    Frulk, qwert65, Brin and 5 others like this.
  20. JShirley

    JShirley Administrator Staff Member

    Joined:
    Dec 20, 2002
    Messages:
    23,616
    Location:
    Atlanta
    @Gordon, any chance we can get a pic of your Camp Defender next to a couple other knives, for scale?
     
  21. Gordon
    • Contributing Member

    Gordon Contributing Member

    Joined:
    Dec 26, 2002
    Messages:
    12,628
    Location:
    Southern Oregon
    Here is My Camp Defender when it was new and the Valkman "Fighter" when new ! The Camp Defender is strapped to a back pack last 10 years and a little stained and nicked but still good. Hoping next year to take up that back pack with two new knees ! The Valkman is on a war belt with bedside arm and still looks like new !

    015-1_zps6d2e5e62.jpg
     
    Frulk, qwert65, Speedo66 and 4 others like this.
  22. hso

    hso Moderator Staff Member

    Joined:
    Jan 3, 2003
    Messages:
    62,803
    Location:
    0 hrs east of TN
    They should include a stop for the users hand. A small guard, finger choil, forward grip swell, or any sort of feature to keep the user's hand from sliding forward. Regardless of the effectiveness in a grip that doesn't incorporate these (like Ek's "pig sticker"), adding the insurance of a stop against sliding onto the blade if the user's grip falter just makes sense (as John Ek did after WWII).

    johnekknifeobv.jpg
    il_570xN.3414022291_69ng.jpg


    mages?q=tbn:ANd9GcQXaZALOceZlu8B9aRbwaXfX3EZoHGJiLA5--hNf9Dpq7pjb9Aqlj5rrs1F5dDxyHJLy_c&usqp=CAU.jpg
     
    Last edited: Jun 21, 2022
  23. Gordon
    • Contributing Member

    Gordon Contributing Member

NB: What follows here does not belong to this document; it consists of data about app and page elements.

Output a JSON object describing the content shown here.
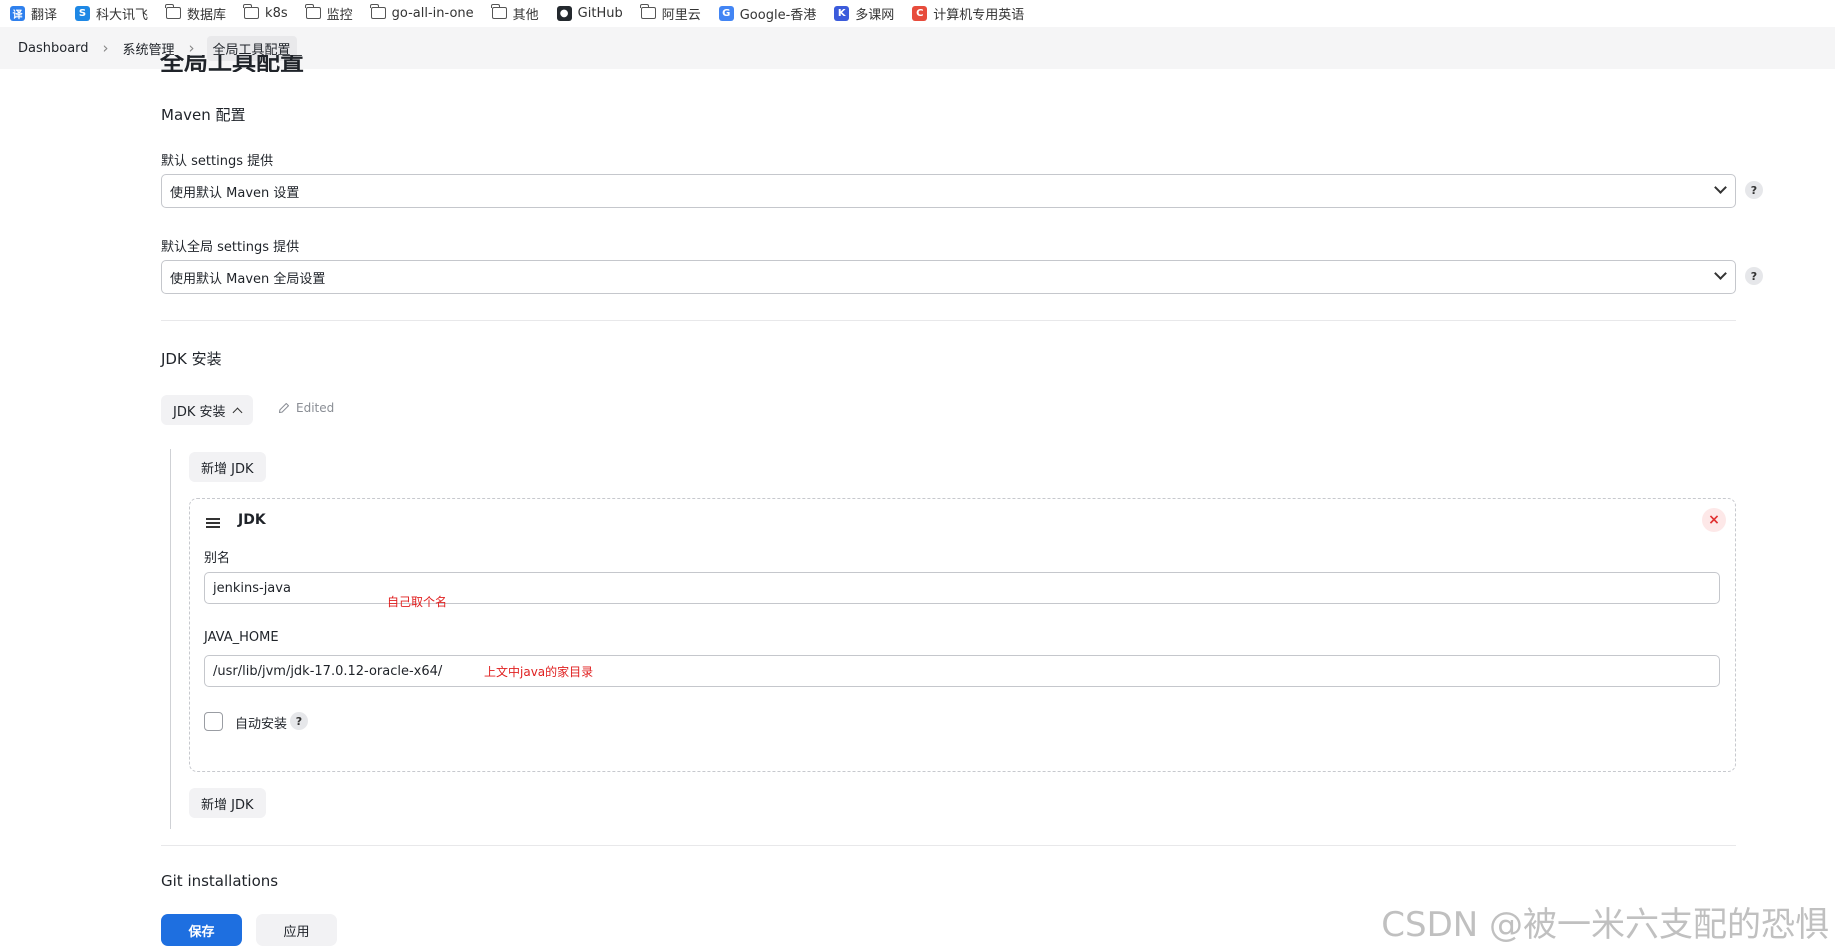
{
  "bookmarks": [
    {
      "label": "翻译",
      "icon": "translate-icon",
      "color": "#2f80ed",
      "glyph": "译"
    },
    {
      "label": "科大讯飞",
      "icon": "iflytek-icon",
      "color": "#1e88e5",
      "glyph": "S"
    },
    {
      "label": "数据库",
      "icon": "folder-icon"
    },
    {
      "label": "k8s",
      "icon": "folder-icon"
    },
    {
      "label": "监控",
      "icon": "folder-icon"
    },
    {
      "label": "go-all-in-one",
      "icon": "folder-icon"
    },
    {
      "label": "其他",
      "icon": "folder-icon"
    },
    {
      "label": "GitHub",
      "icon": "github-icon",
      "color": "#24292e",
      "glyph": "●"
    },
    {
      "label": "阿里云",
      "icon": "folder-icon"
    },
    {
      "label": "Google-香港",
      "icon": "google-icon",
      "color": "#4285f4",
      "glyph": "G"
    },
    {
      "label": "多课网",
      "icon": "duoke-icon",
      "color": "#3b5bdb",
      "glyph": "K"
    },
    {
      "label": "计算机专用英语",
      "icon": "csdn-icon",
      "color": "#e74c3c",
      "glyph": "C"
    }
  ],
  "breadcrumb": {
    "items": [
      "Dashboard",
      "系统管理",
      "全局工具配置"
    ],
    "separator": "›"
  },
  "page_title": "全局工具配置",
  "maven": {
    "heading": "Maven 配置",
    "settings_label": "默认 settings 提供",
    "settings_value": "使用默认 Maven 设置",
    "global_settings_label": "默认全局 settings 提供",
    "global_settings_value": "使用默认 Maven 全局设置",
    "help": "?"
  },
  "jdk": {
    "heading": "JDK 安装",
    "toggle_label": "JDK 安装",
    "edited_label": "Edited",
    "add_button": "新增 JDK",
    "card": {
      "title": "JDK",
      "close_glyph": "×",
      "alias_label": "别名",
      "alias_value": "jenkins-java",
      "alias_note": "自己取个名",
      "home_label": "JAVA_HOME",
      "home_value": "/usr/lib/jvm/jdk-17.0.12-oracle-x64/",
      "home_note": "上文中java的家目录",
      "auto_install_label": "自动安装",
      "help": "?"
    }
  },
  "git": {
    "heading": "Git installations"
  },
  "footer": {
    "save": "保存",
    "apply": "应用"
  },
  "watermark": "CSDN @被一米六支配的恐惧"
}
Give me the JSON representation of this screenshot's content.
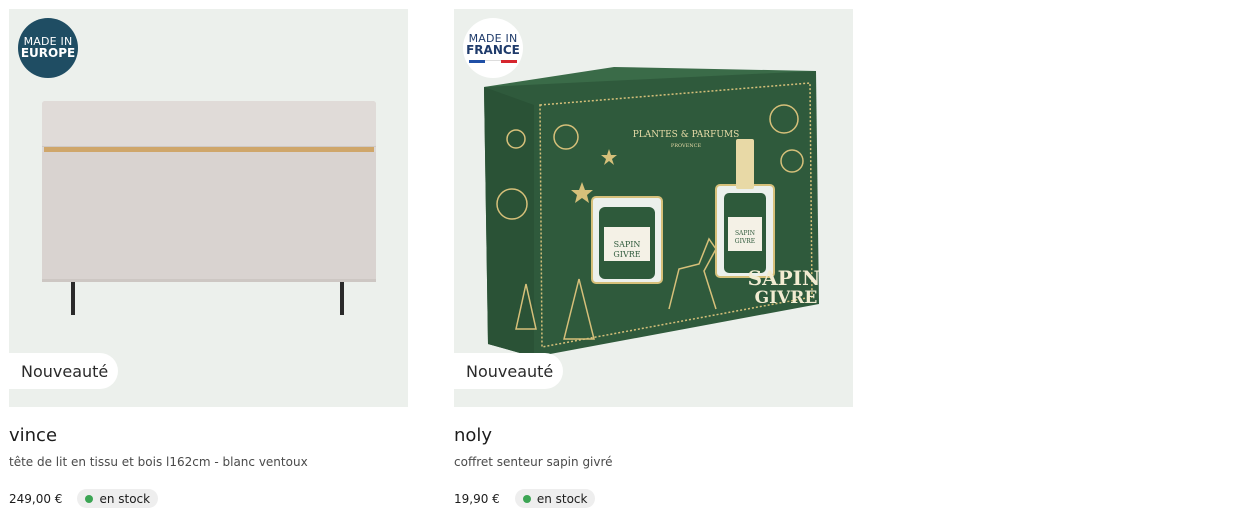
{
  "products": [
    {
      "badge": {
        "line1": "MADE IN",
        "line2": "EUROPE"
      },
      "new_label": "Nouveauté",
      "name": "vince",
      "description": "tête de lit en tissu et bois l162cm - blanc ventoux",
      "price": "249,00 €",
      "stock": "en stock"
    },
    {
      "badge": {
        "line1": "MADE IN",
        "line2": "FRANCE"
      },
      "new_label": "Nouveauté",
      "name": "noly",
      "description": "coffret senteur sapin givré",
      "price": "19,90 €",
      "stock": "en stock",
      "box_brand": "PLANTES & PARFUMS",
      "box_brand_sub": "PROVENCE",
      "box_title_1": "SAPIN",
      "box_title_2": "GIVRE"
    }
  ],
  "colors": {
    "image_bg": "#ecf0ec",
    "badge_europe": "#1f4d63",
    "stock_dot": "#3ca554",
    "box_green": "#2f5a3c",
    "gold": "#d6c07a"
  }
}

    Joined:
    Dec 26, 2002
    Messages:
    12,628
    Location:
    Southern Oregon

    Here is the Valkman with a CZP01 for size comparison to compare to the larger heavier Camp Defender. To me the Camp Defender is what you want in the Wilderness.
    017_zps4bdbae29.jpg This set up is what I want in my Bedroom
     
    Last edited: Jun 24, 2022
  24. JShirley

    JShirley Administrator Staff Member

    Joined:
    Dec 20, 2002
    Messages:
    23,616
    Location:
    Atlanta
    Yes, your description is more accurate, thank you.
     
  25. JShirley

    JShirley Administrator Staff Member

    Joined:
    Dec 20, 2002
    Messages:
    23,616
    Location:
    Atlanta
    I have used kukris a lot, and I like a heavy-dury chopper. To me, the Camp Defender is big enough to be instantly effective, yet not too big to carry for a dedicated outdoors knife. I think a knife this size is a luxury that the modern Soldier cannot afford. Knives this size were too big for the Civil War soldier, and we carry even more weight and gear today.
     
  1. This site uses cookies to help personalise content, tailor your experience and to keep you logged in if you register.
    By continuing to use this site, you are consenting to our use of cookies.
    Dismiss Notice